— RECORDS TO USE —

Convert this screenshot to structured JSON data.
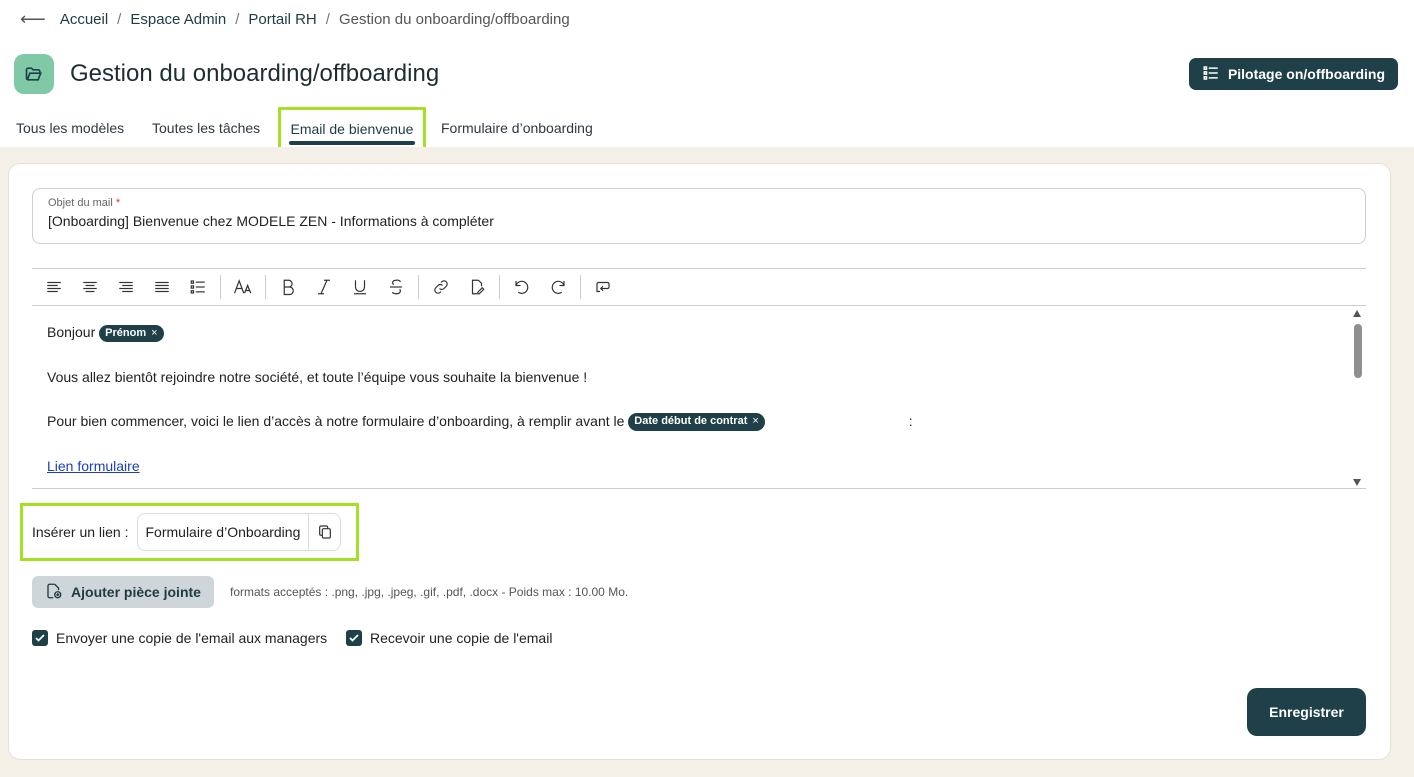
{
  "breadcrumb": {
    "back_icon": "arrow-left-icon",
    "items": [
      "Accueil",
      "Espace Admin",
      "Portail RH"
    ],
    "current": "Gestion du onboarding/offboarding"
  },
  "header": {
    "icon": "folder-open-icon",
    "title": "Gestion du onboarding/offboarding",
    "pilot_button": "Pilotage on/offboarding"
  },
  "tabs": [
    {
      "label": "Tous les modèles"
    },
    {
      "label": "Toutes les tâches"
    },
    {
      "label": "Email de bienvenue",
      "active": true
    },
    {
      "label": "Formulaire d’onboarding"
    }
  ],
  "subject": {
    "label": "Objet du mail",
    "required_mark": "*",
    "value": "[Onboarding] Bienvenue chez MODELE ZEN - Informations à compléter"
  },
  "editor": {
    "greeting": "Bonjour",
    "chip_firstname": "Prénom",
    "line2": "Vous allez bientôt rejoindre notre société, et toute l’équipe vous souhaite la bienvenue !",
    "line3": "Pour bien commencer, voici le lien d’accès à notre formulaire d’onboarding, à remplir avant le",
    "chip_date": "Date début de contrat",
    "line3_end": ":",
    "link": "Lien formulaire",
    "chip_remove": "×"
  },
  "insert_link": {
    "label": "Insérer un lien :",
    "value": "Formulaire d’Onboarding"
  },
  "attachment": {
    "button": "Ajouter pièce jointe",
    "formats": "formats acceptés : .png, .jpg, .jpeg, .gif, .pdf, .docx - Poids max : 10.00 Mo."
  },
  "checkboxes": [
    {
      "label": "Envoyer une copie de l'email aux managers",
      "checked": true
    },
    {
      "label": "Recevoir une copie de l'email",
      "checked": true
    }
  ],
  "save_button": "Enregistrer",
  "colors": {
    "primary": "#1f4048",
    "highlight": "#a6e022",
    "app_icon": "#7fc9a6",
    "background": "#f4efe7"
  }
}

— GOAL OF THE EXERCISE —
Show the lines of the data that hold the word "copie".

— WRITTEN RESPONSE —
      "label": "Envoyer une copie de l'email aux managers",
      "label": "Recevoir une copie de l'email",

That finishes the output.